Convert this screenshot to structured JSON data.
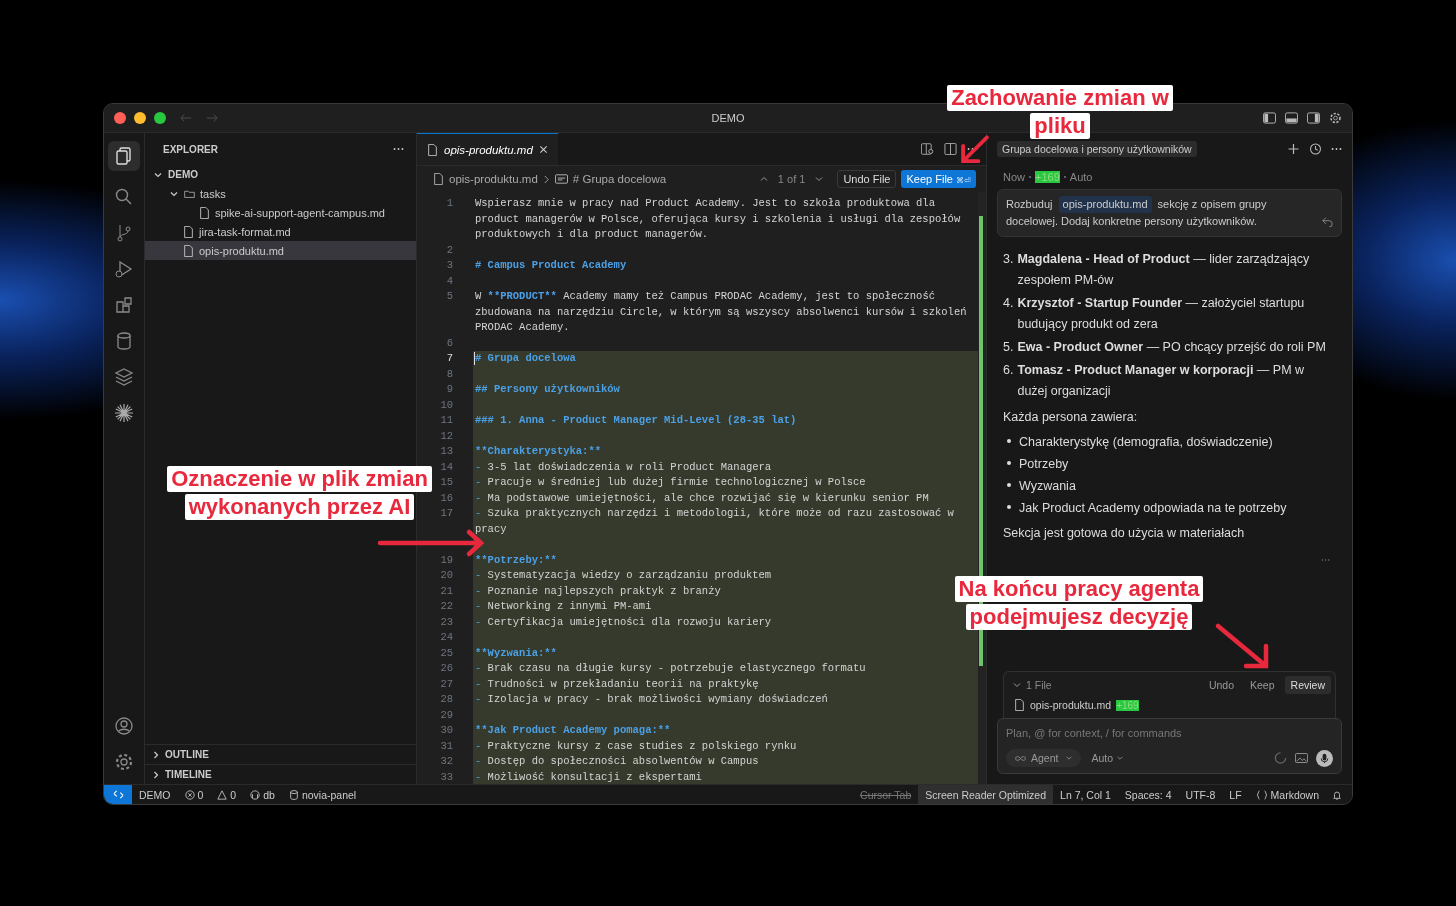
{
  "window": {
    "title": "DEMO"
  },
  "explorer": {
    "title": "EXPLORER",
    "tree": [
      {
        "label": "DEMO",
        "kind": "root",
        "expanded": true,
        "selected": false,
        "children": [
          {
            "label": "tasks",
            "kind": "folder",
            "expanded": true,
            "selected": false,
            "children": [
              {
                "label": "spike-ai-support-agent-campus.md",
                "kind": "file",
                "selected": false
              }
            ]
          },
          {
            "label": "jira-task-format.md",
            "kind": "file",
            "selected": false
          },
          {
            "label": "opis-produktu.md",
            "kind": "file",
            "selected": true
          }
        ]
      }
    ],
    "sections": [
      {
        "label": "OUTLINE",
        "expanded": false
      },
      {
        "label": "TIMELINE",
        "expanded": false
      }
    ]
  },
  "editor": {
    "tab": {
      "label": "opis-produktu.md",
      "selected": true
    },
    "breadcrumb": {
      "file": "opis-produktu.md",
      "symbol": "# Grupa docelowa"
    },
    "change_nav": "1 of 1",
    "undo_button": "Undo File",
    "keep_button": {
      "label": "Keep File",
      "shortcut": "⌘⏎"
    },
    "lines": [
      {
        "n": "1",
        "changed": false,
        "current": false,
        "parts": [
          {
            "kind": "plain",
            "text": "Wspierasz mnie w pracy nad Product Academy. Jest to szkoła produktowa dla product managerów w Polsce, oferująca kursy i szkolenia i usługi dla zespołów produktowych i dla product managerów."
          }
        ]
      },
      {
        "n": "2",
        "changed": false,
        "current": false
      },
      {
        "n": "3",
        "changed": false,
        "current": false,
        "parts": [
          {
            "kind": "heading",
            "text": "# Campus Product Academy"
          }
        ]
      },
      {
        "n": "4",
        "changed": false,
        "current": false
      },
      {
        "n": "5",
        "changed": false,
        "current": false,
        "parts": [
          {
            "kind": "plain",
            "text": "W "
          },
          {
            "kind": "heading",
            "text": "**PRODUCT**"
          },
          {
            "kind": "plain",
            "text": " Academy mamy też Campus PRODAC Academy, jest to społeczność zbudowana na narzędziu Circle, w którym są wszyscy absolwenci kursów i szkoleń PRODAC Academy."
          }
        ]
      },
      {
        "n": "6",
        "changed": false,
        "current": false
      },
      {
        "n": "7",
        "changed": true,
        "current": true,
        "parts": [
          {
            "kind": "heading",
            "text": "# Grupa docelowa"
          }
        ]
      },
      {
        "n": "8",
        "changed": true,
        "current": false
      },
      {
        "n": "9",
        "changed": true,
        "current": false,
        "parts": [
          {
            "kind": "heading",
            "text": "## Persony użytkowników"
          }
        ]
      },
      {
        "n": "10",
        "changed": true,
        "current": false
      },
      {
        "n": "11",
        "changed": true,
        "current": false,
        "parts": [
          {
            "kind": "heading",
            "text": "### 1. Anna - Product Manager Mid-Level (28-35 lat)"
          }
        ]
      },
      {
        "n": "12",
        "changed": true,
        "current": false
      },
      {
        "n": "13",
        "changed": true,
        "current": false,
        "parts": [
          {
            "kind": "heading",
            "text": "**Charakterystyka:**"
          }
        ]
      },
      {
        "n": "14",
        "changed": true,
        "current": false,
        "parts": [
          {
            "kind": "marker",
            "text": "- "
          },
          {
            "kind": "plain",
            "text": "3-5 lat doświadczenia w roli Product Managera"
          }
        ]
      },
      {
        "n": "15",
        "changed": true,
        "current": false,
        "parts": [
          {
            "kind": "marker",
            "text": "- "
          },
          {
            "kind": "plain",
            "text": "Pracuje w średniej lub dużej firmie technologicznej w Polsce"
          }
        ]
      },
      {
        "n": "16",
        "changed": true,
        "current": false,
        "parts": [
          {
            "kind": "marker",
            "text": "- "
          },
          {
            "kind": "plain",
            "text": "Ma podstawowe umiejętności, ale chce rozwijać się w kierunku senior PM"
          }
        ]
      },
      {
        "n": "17",
        "changed": true,
        "current": false,
        "parts": [
          {
            "kind": "marker",
            "text": "- "
          },
          {
            "kind": "plain",
            "text": "Szuka praktycznych narzędzi i metodologii, które może od razu zastosować w pracy"
          }
        ]
      },
      {
        "changed": true,
        "current": false
      },
      {
        "n": "19",
        "changed": true,
        "current": false,
        "parts": [
          {
            "kind": "heading",
            "text": "**Potrzeby:**"
          }
        ]
      },
      {
        "n": "20",
        "changed": true,
        "current": false,
        "parts": [
          {
            "kind": "marker",
            "text": "- "
          },
          {
            "kind": "plain",
            "text": "Systematyzacja wiedzy o zarządzaniu produktem"
          }
        ]
      },
      {
        "n": "21",
        "changed": true,
        "current": false,
        "parts": [
          {
            "kind": "marker",
            "text": "- "
          },
          {
            "kind": "plain",
            "text": "Poznanie najlepszych praktyk z branży"
          }
        ]
      },
      {
        "n": "22",
        "changed": true,
        "current": false,
        "parts": [
          {
            "kind": "marker",
            "text": "- "
          },
          {
            "kind": "plain",
            "text": "Networking z innymi PM-ami"
          }
        ]
      },
      {
        "n": "23",
        "changed": true,
        "current": false,
        "parts": [
          {
            "kind": "marker",
            "text": "- "
          },
          {
            "kind": "plain",
            "text": "Certyfikacja umiejętności dla rozwoju kariery"
          }
        ]
      },
      {
        "n": "24",
        "changed": true,
        "current": false
      },
      {
        "n": "25",
        "changed": true,
        "current": false,
        "parts": [
          {
            "kind": "heading",
            "text": "**Wyzwania:**"
          }
        ]
      },
      {
        "n": "26",
        "changed": true,
        "current": false,
        "parts": [
          {
            "kind": "marker",
            "text": "- "
          },
          {
            "kind": "plain",
            "text": "Brak czasu na długie kursy - potrzebuje elastycznego formatu"
          }
        ]
      },
      {
        "n": "27",
        "changed": true,
        "current": false,
        "parts": [
          {
            "kind": "marker",
            "text": "- "
          },
          {
            "kind": "plain",
            "text": "Trudności w przekładaniu teorii na praktykę"
          }
        ]
      },
      {
        "n": "28",
        "changed": true,
        "current": false,
        "parts": [
          {
            "kind": "marker",
            "text": "- "
          },
          {
            "kind": "plain",
            "text": "Izolacja w pracy - brak możliwości wymiany doświadczeń"
          }
        ]
      },
      {
        "n": "29",
        "changed": true,
        "current": false
      },
      {
        "n": "30",
        "changed": true,
        "current": false,
        "parts": [
          {
            "kind": "heading",
            "text": "**Jak Product Academy pomaga:**"
          }
        ]
      },
      {
        "n": "31",
        "changed": true,
        "current": false,
        "parts": [
          {
            "kind": "marker",
            "text": "- "
          },
          {
            "kind": "plain",
            "text": "Praktyczne kursy z case studies z polskiego rynku"
          }
        ]
      },
      {
        "n": "32",
        "changed": true,
        "current": false,
        "parts": [
          {
            "kind": "marker",
            "text": "- "
          },
          {
            "kind": "plain",
            "text": "Dostęp do społeczności absolwentów w Campus"
          }
        ]
      },
      {
        "n": "33",
        "changed": true,
        "current": false,
        "parts": [
          {
            "kind": "marker",
            "text": "- "
          },
          {
            "kind": "plain",
            "text": "Możliwość konsultacji z ekspertami"
          }
        ]
      }
    ]
  },
  "chat": {
    "tab": "Grupa docelowa i persony użytkowników",
    "meta": {
      "time": "Now",
      "added": "+169",
      "model": "Auto"
    },
    "prompt": {
      "before": "Rozbuduj",
      "file": "opis-produktu.md",
      "after": "sekcję z opisem grupy docelowej. Dodaj konkretne persony użytkowników."
    },
    "numbered": [
      {
        "number": "3.",
        "title": "Magdalena - Head of Product",
        "text": "— lider zarządzający zespołem PM-ów"
      },
      {
        "number": "4.",
        "title": "Krzysztof - Startup Founder",
        "text": "— założyciel startupu budujący produkt od zera"
      },
      {
        "number": "5.",
        "title": "Ewa - Product Owner",
        "text": "— PO chcący przejść do roli PM"
      },
      {
        "number": "6.",
        "title": "Tomasz - Product Manager w korporacji",
        "text": "— PM w dużej organizacji"
      }
    ],
    "intro": "Każda persona zawiera:",
    "bullets": [
      "Charakterystykę (demografia, doświadczenie)",
      "Potrzeby",
      "Wyzwania",
      "Jak Product Academy odpowiada na te potrzeby"
    ],
    "closing": "Sekcja jest gotowa do użycia w materiałach",
    "files": {
      "count": "1 File",
      "expanded": true,
      "undo": "Undo",
      "keep": "Keep",
      "review": "Review",
      "items": [
        {
          "name": "opis-produktu.md",
          "added": "+169"
        }
      ]
    },
    "composer": {
      "placeholder": "Plan, @ for context, / for commands",
      "mode": "Agent",
      "model": "Auto"
    }
  },
  "status_bar": {
    "left": [
      {
        "kind": "remote"
      },
      {
        "kind": "plain",
        "text": "DEMO"
      },
      {
        "kind": "errors",
        "text": "0"
      },
      {
        "kind": "warnings",
        "text": "0"
      },
      {
        "kind": "db",
        "text": "db"
      },
      {
        "kind": "repo",
        "text": "novia-panel"
      }
    ],
    "right": [
      {
        "kind": "disabled",
        "text": "Cursor Tab"
      },
      {
        "kind": "highlight",
        "text": "Screen Reader Optimized"
      },
      {
        "kind": "plain",
        "text": "Ln 7, Col 1"
      },
      {
        "kind": "plain",
        "text": "Spaces: 4"
      },
      {
        "kind": "plain",
        "text": "UTF-8"
      },
      {
        "kind": "plain",
        "text": "LF"
      },
      {
        "kind": "braces",
        "text": "Markdown"
      },
      {
        "kind": "bell"
      }
    ]
  },
  "annotations": [
    {
      "lines": [
        "Zachowanie zmian w",
        "pliku"
      ]
    },
    {
      "lines": [
        "Oznaczenie w plik zmian",
        "wykonanych przez AI"
      ]
    },
    {
      "lines": [
        "Na końcu pracy agenta",
        "podejmujesz decyzję"
      ]
    }
  ]
}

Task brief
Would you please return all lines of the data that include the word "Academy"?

Answer box
            "text": "Wspierasz mnie w pracy nad Product Academy. Jest to szkoła produktowa dla product managerów w Polsce, oferująca kursy i szkolenia i usługi dla zespołów produktowych i dla product managerów."
            "text": "# Campus Product Academy"
            "text": " Academy mamy też Campus PRODAC Academy, jest to społeczność zbudowana na narzędziu Circle, w którym są wszyscy absolwenci kursów i szkoleń PRODAC Academy."
            "text": "**Jak Product Academy pomaga:**"
      "Jak Product Academy odpowiada na te potrzeby"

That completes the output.